King Felipe is due to meet with leaders of all the parties, excluding the United Left (whose leader the king met on Monday), in his third attempt to unblock the situation, Reuters reported. He will then meet caretaker Prime Minister Mariano Rajoy, who heads the PP, later in the day. The talks are widely seen as the last chance to form a government before a May 2 deadline but analysts think new elections on June 26 are now the most likely scenario.
"The king's last round of consultations with political parties will not lead to a government formation deal," Wolfango Piccoli, co-president of risk advisory Teneo Intelligence, said in a note on Monday.
"Once the meetings conclude, (King Felipe VI) will probably confirm that new elections will have to be held on 26 June, as parties are not expected to make any last-minute efforts to form a government," he said.

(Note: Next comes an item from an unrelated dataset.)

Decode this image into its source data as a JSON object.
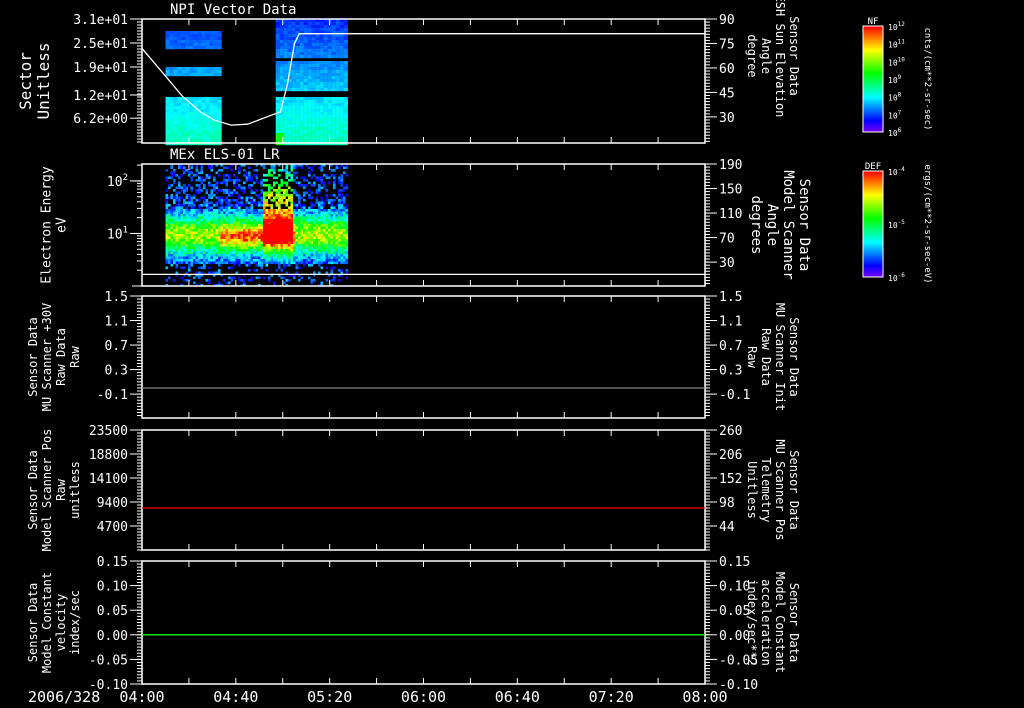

Not boding well for any forthcoming election, opinion polls currently suggest a "very similar picture to the one that emerged after the 20 December elections, with the PP dominating the new vote and, crucially, an equally fragmented parliament," Piccoli noted.
"Whether the results of the new vote will substantially differ from those of the last election will depend on: a) how parties manage to tag each other with the blame for the failure to form a government; b) the ability of Podemos to cut a deal with the United Left and; c) potential internal turmoil within the main parties."
Further political stalemate is the last thing that Spain's recovering economy needs with unemployment still high at 20.4 percent in February, according to Eurostat, although the rate is steadily improving.
So far, however, the economy has shown "surprisingly few signs that Spain's political uncertainty has dented economic activity," Pantheon Macroeconomics' Chief euro zone economist Claus Vistesen said in a note on Monday.
"Real gross domestic product (GDP) likely rose 0.7 percent quarter-on-quarter in the first quarter, down only slightly from 0.8 percent in Q4, and still far stronger than the other major euro zone economies," he noted.
Another election was Pantheon's base-case scenario and that "an increase in Spanish bond yields is a good bet in the coming months." Over the last week, Spanish 10-year bond yields have risen from 1.535 percent to 1.645 percent, showing market nerves over the drawn-out talks.